love for his Father. His inner life was centered on God. For him the Father meant

In answer to Micah’s question about renewing their relationship, God says that He is not looking for faithful following of religious traditions - the burnt offerings that Micah refers to, neither is He looking for His people to offer Him new fads or whims of desperation - the offering of the firstborn is a real clutching at straws by God’s people.

Instead God calls Micah, Israel and us to walk humbly with Him. Walking humbly with God is a metaphor for one who is right with God. One who walks with God is someone who has been graced by God’s presence and partnership in life and death. In other words our walk through life becomes humble only when on realises it is due purely to the unearned grace, mercy and call of God.

Now this sounds great, but this Holy Week and indeed always, our walking humbly with God is costly, for God calls for a physical sacrifice from us, but with no animal or oil in sight. For walking humbly with God demands much from us and tonight, God asks, how much are we willing to give up to walk with Him?

It begins with and continues regularly with confession. The disciple of Jesus
realizes that he or she is totally dependent upon God’s love and mercy. We can do nothing in our own strength.

Martin Luther says that the petition in the Lord’s Prayer (“Forgive us our sins as
we forgive those who sin against us”) serves God’s purpose to break our pride and keep us humble. When we pray this petition and examine ourselves, we will be reminded that we are no more righteous than anyone else, “that in the presence of God all people must fall on their knees and be glad that we can come to forgiveness.”

Our humble walk with God: grows through a “stripping away of all self-
sufficiency.” As Jesus set aside his place with God to become human like us, and the role of a servant, so God desires a similar emptying within us.
(Philippians 2:5-8) A daily walk of trusting in and becoming more dependent on God. A dying to self. More of Christ, less of me, said John the Baptist. (John 3:30) A stripping away of all self-sufficiency so that we can be used for God’s purposes.
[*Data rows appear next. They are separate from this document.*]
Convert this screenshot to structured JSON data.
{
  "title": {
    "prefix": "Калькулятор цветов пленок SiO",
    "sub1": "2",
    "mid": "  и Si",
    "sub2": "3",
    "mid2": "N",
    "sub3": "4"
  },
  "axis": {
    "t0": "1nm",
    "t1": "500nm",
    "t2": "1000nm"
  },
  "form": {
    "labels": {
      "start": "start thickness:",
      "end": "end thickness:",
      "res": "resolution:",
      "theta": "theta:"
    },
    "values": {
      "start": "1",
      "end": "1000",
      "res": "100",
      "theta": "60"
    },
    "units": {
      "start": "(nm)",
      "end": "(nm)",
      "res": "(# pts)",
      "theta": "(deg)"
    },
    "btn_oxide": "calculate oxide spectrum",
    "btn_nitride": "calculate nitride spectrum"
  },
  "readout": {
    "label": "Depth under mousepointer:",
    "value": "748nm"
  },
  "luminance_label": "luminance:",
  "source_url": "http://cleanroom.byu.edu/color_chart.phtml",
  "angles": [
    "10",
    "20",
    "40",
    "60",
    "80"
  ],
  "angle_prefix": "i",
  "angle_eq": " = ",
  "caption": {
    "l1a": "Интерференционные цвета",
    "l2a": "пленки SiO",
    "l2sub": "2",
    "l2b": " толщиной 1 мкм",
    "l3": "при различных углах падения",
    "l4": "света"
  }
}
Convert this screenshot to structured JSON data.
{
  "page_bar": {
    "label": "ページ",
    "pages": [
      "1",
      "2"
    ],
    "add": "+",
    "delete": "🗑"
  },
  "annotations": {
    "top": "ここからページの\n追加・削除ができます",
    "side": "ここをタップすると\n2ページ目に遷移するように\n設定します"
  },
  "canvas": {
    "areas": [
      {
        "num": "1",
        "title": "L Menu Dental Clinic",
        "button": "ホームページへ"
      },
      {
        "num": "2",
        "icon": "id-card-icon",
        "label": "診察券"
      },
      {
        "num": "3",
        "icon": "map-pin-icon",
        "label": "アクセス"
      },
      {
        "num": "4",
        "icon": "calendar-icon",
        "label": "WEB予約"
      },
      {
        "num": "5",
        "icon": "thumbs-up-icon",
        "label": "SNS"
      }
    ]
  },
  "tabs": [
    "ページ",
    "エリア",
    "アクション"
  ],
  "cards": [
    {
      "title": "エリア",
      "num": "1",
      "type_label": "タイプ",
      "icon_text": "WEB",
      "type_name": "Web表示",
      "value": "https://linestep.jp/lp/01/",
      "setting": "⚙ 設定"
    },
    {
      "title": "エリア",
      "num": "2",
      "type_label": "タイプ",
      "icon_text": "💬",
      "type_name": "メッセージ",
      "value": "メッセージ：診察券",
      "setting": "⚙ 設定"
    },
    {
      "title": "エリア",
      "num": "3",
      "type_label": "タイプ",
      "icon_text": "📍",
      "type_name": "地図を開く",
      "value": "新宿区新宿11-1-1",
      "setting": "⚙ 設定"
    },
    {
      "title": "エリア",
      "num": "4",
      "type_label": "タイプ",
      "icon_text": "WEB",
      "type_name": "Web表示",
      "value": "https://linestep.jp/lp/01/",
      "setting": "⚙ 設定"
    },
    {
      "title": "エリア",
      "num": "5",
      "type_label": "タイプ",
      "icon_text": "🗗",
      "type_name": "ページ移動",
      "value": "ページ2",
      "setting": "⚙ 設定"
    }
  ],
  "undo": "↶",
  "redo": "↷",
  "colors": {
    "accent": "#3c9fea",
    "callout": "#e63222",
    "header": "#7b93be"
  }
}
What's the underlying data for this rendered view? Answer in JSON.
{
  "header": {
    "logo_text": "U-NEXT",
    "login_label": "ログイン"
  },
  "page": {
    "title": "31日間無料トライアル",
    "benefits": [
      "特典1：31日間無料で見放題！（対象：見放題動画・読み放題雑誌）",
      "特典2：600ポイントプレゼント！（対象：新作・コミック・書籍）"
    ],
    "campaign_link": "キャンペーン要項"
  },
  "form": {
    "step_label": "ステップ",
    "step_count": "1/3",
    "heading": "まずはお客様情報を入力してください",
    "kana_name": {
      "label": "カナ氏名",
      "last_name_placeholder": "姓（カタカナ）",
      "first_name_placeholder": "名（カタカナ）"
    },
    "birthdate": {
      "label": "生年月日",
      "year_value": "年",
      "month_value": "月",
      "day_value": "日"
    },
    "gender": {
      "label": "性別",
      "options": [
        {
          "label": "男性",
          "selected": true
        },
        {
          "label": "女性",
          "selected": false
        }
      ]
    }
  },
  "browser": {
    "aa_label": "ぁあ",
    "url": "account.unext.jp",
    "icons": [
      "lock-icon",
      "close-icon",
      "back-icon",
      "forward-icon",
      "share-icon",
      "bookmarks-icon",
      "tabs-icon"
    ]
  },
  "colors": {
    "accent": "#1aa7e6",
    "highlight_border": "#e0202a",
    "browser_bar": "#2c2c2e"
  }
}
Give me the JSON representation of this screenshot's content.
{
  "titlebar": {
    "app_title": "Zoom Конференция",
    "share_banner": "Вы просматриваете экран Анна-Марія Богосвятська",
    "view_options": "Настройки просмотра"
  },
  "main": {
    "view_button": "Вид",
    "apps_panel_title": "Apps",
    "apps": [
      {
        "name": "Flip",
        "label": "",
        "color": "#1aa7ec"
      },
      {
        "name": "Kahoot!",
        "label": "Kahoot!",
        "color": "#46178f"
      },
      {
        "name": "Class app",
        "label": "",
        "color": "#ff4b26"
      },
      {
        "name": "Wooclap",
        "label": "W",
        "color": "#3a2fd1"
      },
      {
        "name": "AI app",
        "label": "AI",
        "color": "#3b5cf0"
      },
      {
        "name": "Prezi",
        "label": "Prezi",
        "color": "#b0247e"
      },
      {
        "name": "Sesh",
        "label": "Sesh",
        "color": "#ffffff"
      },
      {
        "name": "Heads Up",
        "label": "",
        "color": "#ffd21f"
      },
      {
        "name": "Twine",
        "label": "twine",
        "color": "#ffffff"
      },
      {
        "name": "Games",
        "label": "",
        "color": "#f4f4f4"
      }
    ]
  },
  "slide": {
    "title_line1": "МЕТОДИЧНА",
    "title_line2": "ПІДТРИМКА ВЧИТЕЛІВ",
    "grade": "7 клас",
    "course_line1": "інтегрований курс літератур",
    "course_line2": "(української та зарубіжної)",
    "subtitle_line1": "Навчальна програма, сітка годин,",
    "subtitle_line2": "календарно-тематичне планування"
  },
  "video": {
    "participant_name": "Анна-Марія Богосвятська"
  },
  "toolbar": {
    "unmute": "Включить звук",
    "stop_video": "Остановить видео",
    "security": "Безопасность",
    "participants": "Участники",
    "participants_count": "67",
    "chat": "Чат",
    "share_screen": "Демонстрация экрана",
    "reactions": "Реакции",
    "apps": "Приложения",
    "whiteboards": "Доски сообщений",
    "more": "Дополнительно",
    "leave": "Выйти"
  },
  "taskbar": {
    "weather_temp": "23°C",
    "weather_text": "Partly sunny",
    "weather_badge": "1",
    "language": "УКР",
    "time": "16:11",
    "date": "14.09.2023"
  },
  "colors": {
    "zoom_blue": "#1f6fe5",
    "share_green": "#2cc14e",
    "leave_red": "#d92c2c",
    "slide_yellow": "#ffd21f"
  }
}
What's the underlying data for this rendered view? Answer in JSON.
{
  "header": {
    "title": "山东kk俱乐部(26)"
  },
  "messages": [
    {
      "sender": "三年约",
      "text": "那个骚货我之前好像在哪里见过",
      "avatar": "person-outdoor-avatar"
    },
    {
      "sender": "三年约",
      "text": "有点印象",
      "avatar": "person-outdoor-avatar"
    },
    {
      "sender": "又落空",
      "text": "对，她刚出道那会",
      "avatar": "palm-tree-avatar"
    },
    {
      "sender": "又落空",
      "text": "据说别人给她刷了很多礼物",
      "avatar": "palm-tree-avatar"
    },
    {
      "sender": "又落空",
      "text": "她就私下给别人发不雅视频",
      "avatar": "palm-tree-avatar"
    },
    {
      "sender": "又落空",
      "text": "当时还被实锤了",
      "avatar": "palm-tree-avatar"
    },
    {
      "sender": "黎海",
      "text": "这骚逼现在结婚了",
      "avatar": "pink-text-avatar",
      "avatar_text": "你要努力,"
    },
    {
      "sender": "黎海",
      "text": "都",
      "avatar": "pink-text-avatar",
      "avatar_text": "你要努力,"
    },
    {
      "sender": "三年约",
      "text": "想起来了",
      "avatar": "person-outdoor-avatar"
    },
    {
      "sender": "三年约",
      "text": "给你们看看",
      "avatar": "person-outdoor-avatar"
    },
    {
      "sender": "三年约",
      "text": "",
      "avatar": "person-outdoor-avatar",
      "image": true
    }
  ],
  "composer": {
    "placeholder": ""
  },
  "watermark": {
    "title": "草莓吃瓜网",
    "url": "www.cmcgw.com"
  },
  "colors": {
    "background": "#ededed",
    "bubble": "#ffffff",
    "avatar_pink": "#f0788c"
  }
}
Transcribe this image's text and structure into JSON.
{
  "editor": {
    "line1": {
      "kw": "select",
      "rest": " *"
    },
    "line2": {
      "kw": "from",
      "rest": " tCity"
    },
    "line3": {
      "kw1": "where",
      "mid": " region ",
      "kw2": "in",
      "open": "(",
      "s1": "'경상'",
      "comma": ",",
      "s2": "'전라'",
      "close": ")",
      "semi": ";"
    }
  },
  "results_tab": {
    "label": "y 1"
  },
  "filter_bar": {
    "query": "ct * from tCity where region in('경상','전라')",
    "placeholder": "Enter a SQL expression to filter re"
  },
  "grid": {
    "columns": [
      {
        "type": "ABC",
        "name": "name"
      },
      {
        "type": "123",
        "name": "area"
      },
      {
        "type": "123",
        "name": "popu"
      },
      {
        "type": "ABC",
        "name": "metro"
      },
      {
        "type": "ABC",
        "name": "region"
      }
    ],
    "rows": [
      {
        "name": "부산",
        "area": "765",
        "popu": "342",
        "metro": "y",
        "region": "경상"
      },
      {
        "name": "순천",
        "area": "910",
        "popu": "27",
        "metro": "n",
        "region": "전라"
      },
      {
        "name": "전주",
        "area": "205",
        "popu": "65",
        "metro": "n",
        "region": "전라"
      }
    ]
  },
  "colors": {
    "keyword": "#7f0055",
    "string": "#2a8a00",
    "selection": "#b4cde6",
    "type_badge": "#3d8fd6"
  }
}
The third characteristic of a humble walk with God is that the call to follow
Jesus leads us from a self-centered to an God-centered orientation. “Do nothing from selfish ambition or conceit, but in humility regard others as better than yourselves. Let each of you look not to your own interests, but to the interests of others.” (Phil. 2:3-4) Jesus, the servant, takes the towel and teaches his followers the values of the kingdom of God.

Here’s where the three mandates of the Micah 6:8 verse come together. The
mandate to walk humbly follows the two previous mandates, to do justice and
move mercy. The three are very much interrelated. When we live justly and show mercy to all people, we are walking humbly with our God. To walk humbly with God involves living justly and mercifully to all people. When we walk humbly with God, our lives take on the cruciform shape of our Lord.

(At the end of the Eucharist, before praying the Post Communion, I talked about how 'walking humbly with God' cashes up in real terms... reiterated the examples of Abraham and Moses and so on. I then linked other real life examples - Maximillian Kolbe, Oscar Romero, and Gee Walker the mother of Anthony Walker who was murdered in Liverpool a few years ago and in the face of his murder she forgave and forgave and forgave...)

Thanks be to God... Amen!

No comments: